Requirement
From the records that follow, copy every line in which "link" appears.

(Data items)
<<<<
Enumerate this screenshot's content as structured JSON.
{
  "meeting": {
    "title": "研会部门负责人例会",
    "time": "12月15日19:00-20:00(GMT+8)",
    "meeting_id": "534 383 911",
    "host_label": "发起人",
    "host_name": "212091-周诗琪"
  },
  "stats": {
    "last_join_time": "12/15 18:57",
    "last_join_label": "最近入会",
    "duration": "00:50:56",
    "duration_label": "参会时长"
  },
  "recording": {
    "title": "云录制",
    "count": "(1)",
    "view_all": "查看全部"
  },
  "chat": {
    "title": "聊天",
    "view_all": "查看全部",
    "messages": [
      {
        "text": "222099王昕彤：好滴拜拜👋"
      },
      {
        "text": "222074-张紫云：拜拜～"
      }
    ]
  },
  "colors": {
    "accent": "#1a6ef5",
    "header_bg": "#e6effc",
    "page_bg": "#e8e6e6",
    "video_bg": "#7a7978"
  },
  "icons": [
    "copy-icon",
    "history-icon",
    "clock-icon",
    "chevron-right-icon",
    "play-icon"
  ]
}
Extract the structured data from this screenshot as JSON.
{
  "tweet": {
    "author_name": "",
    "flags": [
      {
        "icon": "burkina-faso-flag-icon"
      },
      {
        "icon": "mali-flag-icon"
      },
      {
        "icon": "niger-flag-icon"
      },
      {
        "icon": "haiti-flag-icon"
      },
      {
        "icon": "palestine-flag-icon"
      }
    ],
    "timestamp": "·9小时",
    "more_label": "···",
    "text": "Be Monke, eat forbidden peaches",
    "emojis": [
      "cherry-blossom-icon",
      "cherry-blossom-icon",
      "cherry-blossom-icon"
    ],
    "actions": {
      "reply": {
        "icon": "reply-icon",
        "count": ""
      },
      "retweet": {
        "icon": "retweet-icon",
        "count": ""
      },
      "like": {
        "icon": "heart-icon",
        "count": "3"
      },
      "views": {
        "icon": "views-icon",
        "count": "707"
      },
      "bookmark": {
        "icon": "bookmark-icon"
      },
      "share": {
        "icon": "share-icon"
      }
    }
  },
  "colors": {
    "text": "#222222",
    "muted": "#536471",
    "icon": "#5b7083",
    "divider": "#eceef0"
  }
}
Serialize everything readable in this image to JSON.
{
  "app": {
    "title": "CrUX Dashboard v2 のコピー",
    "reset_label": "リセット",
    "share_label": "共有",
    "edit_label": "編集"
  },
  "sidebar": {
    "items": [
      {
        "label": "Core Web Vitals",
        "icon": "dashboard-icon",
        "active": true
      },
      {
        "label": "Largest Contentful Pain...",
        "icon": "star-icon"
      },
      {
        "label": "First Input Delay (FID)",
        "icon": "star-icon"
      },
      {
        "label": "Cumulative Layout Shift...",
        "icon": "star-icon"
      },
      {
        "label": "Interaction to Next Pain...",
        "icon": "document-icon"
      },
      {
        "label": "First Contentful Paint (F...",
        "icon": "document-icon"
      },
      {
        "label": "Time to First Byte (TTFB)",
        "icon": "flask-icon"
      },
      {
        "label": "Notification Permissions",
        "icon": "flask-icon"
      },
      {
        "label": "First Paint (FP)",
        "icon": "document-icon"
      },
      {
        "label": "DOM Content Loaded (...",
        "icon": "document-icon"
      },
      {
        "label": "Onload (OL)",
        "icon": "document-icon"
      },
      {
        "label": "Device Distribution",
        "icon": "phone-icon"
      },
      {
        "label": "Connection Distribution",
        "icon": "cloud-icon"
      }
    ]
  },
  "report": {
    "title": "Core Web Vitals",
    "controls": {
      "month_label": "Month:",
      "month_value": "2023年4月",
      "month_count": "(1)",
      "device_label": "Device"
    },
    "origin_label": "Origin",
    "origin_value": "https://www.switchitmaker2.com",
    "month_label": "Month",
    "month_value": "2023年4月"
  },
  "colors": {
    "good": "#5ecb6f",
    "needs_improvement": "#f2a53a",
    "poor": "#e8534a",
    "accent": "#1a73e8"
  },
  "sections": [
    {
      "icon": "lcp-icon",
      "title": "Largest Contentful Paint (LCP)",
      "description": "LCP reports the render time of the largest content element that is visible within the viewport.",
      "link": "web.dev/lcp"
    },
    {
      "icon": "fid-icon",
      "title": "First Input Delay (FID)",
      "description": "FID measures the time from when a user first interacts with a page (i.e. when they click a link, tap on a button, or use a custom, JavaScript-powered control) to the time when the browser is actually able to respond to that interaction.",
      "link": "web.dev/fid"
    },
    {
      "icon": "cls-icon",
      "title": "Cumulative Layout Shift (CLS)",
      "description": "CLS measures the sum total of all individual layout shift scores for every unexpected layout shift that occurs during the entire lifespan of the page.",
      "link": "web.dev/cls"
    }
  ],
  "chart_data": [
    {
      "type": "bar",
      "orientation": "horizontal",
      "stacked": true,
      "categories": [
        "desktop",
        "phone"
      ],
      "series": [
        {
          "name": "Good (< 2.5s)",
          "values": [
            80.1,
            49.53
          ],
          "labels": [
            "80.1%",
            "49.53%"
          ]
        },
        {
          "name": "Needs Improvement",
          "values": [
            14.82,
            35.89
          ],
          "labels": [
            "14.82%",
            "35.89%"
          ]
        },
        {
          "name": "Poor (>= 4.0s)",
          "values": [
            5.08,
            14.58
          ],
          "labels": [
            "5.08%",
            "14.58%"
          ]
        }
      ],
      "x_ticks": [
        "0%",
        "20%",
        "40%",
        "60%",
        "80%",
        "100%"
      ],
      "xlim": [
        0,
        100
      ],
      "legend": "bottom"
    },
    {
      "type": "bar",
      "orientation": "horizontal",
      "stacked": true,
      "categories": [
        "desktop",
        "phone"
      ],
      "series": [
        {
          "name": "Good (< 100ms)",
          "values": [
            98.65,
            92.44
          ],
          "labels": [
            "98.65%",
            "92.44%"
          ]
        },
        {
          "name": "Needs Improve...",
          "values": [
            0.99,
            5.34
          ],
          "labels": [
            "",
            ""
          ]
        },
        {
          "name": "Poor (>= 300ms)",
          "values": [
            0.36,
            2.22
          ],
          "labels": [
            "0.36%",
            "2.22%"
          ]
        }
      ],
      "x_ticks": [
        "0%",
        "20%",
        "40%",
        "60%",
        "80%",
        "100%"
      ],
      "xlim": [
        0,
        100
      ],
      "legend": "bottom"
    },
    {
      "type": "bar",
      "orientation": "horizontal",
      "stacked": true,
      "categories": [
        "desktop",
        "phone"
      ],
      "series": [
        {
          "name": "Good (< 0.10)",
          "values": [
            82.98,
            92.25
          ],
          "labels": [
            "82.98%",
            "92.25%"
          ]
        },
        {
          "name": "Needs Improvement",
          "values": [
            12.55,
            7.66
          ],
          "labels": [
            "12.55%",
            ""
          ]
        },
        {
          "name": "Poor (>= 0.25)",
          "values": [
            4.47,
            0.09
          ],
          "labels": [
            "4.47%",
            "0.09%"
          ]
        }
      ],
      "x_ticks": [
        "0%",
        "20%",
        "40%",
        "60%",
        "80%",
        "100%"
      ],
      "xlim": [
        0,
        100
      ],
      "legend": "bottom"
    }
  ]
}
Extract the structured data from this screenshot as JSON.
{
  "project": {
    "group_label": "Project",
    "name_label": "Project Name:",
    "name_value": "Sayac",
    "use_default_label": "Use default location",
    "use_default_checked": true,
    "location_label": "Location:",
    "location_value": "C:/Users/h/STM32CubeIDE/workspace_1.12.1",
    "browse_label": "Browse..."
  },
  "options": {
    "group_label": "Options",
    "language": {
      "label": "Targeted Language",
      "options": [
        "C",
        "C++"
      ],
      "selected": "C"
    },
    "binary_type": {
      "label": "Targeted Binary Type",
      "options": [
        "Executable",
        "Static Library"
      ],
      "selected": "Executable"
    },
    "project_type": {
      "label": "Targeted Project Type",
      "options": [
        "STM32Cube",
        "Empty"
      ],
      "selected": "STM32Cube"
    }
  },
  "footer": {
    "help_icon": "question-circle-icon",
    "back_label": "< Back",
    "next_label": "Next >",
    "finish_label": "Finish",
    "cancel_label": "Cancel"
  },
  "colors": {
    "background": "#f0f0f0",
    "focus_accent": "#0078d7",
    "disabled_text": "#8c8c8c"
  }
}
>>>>
Exercise output
      "link": "web.dev/lcp"
      "description": "FID measures the time from when a user first interacts with a page (i.e. when they click a link, tap on a button, or use a custom, JavaScript-powered control) to the time when the browser is actually able to respond to that interaction.",
      "link": "web.dev/fid"
      "link": "web.dev/cls"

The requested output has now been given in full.